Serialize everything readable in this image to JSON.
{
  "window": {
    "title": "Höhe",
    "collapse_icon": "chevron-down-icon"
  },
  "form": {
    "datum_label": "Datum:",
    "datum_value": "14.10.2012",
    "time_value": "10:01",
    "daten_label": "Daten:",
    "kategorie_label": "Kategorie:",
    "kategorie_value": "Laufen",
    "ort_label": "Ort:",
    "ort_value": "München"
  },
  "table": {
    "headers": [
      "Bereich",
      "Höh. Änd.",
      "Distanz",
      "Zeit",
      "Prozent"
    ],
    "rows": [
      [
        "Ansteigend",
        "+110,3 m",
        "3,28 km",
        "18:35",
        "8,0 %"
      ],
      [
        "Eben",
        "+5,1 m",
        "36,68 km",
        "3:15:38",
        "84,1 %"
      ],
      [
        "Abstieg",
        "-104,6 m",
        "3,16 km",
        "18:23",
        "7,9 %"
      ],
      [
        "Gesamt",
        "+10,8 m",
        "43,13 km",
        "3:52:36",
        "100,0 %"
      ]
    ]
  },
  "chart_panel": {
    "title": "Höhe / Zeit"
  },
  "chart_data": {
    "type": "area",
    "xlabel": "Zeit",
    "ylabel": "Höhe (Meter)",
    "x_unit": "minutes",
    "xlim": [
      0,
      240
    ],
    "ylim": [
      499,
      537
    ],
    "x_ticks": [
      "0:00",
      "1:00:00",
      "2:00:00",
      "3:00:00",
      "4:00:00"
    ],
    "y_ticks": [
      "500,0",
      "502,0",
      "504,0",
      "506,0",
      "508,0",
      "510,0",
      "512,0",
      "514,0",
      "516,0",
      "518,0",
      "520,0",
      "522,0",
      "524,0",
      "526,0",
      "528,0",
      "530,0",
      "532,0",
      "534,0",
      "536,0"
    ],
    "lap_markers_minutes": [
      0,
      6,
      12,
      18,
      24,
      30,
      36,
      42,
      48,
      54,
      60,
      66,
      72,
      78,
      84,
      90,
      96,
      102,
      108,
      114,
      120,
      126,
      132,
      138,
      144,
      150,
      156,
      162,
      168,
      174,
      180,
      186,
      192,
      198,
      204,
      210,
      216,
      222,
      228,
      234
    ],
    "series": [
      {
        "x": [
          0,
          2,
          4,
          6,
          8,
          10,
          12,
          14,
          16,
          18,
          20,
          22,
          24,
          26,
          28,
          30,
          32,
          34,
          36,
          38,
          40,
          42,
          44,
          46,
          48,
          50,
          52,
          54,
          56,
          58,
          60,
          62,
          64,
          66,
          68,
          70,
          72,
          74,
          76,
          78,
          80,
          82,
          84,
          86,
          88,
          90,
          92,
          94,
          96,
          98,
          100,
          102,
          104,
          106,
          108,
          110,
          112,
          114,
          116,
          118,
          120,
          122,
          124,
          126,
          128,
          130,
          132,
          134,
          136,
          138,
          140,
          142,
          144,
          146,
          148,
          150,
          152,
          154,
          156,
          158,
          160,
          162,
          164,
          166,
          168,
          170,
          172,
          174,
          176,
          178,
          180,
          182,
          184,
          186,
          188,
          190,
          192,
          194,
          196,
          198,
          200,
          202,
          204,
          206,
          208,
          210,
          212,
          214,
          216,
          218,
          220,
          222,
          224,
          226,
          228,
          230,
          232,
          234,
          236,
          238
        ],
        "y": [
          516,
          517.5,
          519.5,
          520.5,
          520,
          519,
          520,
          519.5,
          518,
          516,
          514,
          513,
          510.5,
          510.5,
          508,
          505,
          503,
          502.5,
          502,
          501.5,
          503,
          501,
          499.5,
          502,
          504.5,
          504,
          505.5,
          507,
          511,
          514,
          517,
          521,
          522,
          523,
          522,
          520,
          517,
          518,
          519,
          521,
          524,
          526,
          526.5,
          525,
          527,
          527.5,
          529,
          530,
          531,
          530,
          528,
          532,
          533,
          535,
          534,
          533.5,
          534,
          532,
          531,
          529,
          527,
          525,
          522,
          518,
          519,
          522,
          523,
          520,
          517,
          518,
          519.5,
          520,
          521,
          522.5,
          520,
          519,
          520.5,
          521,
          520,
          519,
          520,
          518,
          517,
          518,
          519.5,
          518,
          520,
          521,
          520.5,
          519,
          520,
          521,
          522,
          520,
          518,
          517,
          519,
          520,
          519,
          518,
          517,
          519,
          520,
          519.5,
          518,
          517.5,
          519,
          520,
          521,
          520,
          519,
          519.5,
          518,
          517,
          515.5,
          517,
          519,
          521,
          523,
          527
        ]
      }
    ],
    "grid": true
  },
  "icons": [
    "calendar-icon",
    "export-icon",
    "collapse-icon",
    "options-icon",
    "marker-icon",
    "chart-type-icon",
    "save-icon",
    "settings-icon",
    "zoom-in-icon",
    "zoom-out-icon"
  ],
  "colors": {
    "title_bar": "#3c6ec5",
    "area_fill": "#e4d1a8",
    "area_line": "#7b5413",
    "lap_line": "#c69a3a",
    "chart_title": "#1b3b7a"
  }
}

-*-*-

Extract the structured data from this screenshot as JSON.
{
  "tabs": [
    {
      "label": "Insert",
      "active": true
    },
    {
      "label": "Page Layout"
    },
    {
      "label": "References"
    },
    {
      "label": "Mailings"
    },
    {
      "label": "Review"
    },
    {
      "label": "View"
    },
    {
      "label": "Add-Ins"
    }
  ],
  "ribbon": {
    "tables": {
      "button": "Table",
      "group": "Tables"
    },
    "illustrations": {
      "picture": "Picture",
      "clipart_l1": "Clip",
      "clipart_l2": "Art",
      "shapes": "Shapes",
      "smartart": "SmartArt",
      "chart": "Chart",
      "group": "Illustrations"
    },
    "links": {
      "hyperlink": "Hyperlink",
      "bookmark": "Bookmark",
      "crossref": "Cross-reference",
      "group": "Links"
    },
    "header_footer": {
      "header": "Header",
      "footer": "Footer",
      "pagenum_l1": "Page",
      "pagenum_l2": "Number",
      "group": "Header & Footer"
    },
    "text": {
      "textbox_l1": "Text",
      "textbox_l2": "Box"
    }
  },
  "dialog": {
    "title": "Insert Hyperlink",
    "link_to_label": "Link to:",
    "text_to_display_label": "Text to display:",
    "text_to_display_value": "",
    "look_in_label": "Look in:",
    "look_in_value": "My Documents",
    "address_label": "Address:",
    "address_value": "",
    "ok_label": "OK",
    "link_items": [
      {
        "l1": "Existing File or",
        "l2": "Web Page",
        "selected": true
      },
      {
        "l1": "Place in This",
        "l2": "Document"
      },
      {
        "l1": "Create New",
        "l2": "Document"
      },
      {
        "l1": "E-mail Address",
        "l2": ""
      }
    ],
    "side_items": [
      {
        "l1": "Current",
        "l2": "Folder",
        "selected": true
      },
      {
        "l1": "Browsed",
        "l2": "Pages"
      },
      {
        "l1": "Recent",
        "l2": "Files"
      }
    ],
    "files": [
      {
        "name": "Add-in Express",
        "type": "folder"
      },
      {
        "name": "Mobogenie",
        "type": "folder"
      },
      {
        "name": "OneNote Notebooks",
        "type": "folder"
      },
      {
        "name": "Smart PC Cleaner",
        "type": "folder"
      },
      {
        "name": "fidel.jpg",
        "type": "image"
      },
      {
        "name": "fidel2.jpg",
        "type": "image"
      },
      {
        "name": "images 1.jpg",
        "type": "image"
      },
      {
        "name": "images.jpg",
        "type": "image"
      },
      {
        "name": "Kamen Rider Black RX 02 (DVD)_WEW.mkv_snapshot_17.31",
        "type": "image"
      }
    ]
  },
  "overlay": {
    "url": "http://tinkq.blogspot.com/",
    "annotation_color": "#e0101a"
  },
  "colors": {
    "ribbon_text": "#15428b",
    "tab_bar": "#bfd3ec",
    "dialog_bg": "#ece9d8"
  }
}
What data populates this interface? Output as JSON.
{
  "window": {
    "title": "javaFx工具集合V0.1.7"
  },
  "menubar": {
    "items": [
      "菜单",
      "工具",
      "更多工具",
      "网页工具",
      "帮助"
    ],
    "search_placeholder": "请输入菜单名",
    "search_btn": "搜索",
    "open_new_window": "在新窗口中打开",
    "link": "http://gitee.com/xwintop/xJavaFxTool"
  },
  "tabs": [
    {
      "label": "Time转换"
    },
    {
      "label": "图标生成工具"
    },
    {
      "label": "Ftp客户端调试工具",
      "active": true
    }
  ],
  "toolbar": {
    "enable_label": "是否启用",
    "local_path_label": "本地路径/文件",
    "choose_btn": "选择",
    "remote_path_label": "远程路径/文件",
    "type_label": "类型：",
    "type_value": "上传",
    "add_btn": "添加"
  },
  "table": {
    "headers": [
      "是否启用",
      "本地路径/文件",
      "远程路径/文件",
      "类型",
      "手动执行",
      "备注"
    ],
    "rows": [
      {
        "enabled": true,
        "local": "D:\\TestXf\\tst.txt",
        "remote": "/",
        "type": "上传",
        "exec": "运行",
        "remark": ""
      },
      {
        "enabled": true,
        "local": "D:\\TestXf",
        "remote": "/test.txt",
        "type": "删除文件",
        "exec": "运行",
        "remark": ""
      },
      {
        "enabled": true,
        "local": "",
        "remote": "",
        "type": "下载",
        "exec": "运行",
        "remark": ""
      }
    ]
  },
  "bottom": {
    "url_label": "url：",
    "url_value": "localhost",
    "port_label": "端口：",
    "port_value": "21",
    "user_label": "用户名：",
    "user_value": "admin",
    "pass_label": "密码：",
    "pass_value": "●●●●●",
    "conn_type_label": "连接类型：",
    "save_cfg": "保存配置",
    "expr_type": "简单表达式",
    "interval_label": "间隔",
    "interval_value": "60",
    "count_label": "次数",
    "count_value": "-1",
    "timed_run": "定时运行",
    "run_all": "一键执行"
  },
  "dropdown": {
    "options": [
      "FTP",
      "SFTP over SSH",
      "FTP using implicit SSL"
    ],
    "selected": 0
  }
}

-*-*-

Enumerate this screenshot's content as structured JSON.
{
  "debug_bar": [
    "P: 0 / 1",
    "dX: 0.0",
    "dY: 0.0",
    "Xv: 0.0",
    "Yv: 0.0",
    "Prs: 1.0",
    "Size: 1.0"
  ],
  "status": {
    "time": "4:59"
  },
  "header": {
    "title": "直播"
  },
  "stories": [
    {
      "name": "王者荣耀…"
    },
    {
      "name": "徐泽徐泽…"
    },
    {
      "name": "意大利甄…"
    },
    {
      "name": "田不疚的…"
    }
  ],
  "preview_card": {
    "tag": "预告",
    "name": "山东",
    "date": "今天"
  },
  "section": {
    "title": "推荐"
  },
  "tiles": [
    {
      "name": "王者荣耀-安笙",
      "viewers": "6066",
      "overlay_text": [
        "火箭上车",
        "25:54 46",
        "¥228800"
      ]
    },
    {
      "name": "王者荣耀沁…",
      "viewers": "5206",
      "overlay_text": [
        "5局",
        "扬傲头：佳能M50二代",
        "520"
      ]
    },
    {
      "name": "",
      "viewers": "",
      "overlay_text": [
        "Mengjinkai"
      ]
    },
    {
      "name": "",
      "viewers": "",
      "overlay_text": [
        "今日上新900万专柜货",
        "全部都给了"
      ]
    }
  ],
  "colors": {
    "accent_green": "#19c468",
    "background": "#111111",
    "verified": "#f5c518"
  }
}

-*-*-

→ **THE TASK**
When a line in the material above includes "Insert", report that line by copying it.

→ **RESPONSE TO THE EXERCISE**
      "label": "Insert",
    "title": "Insert Hyperlink",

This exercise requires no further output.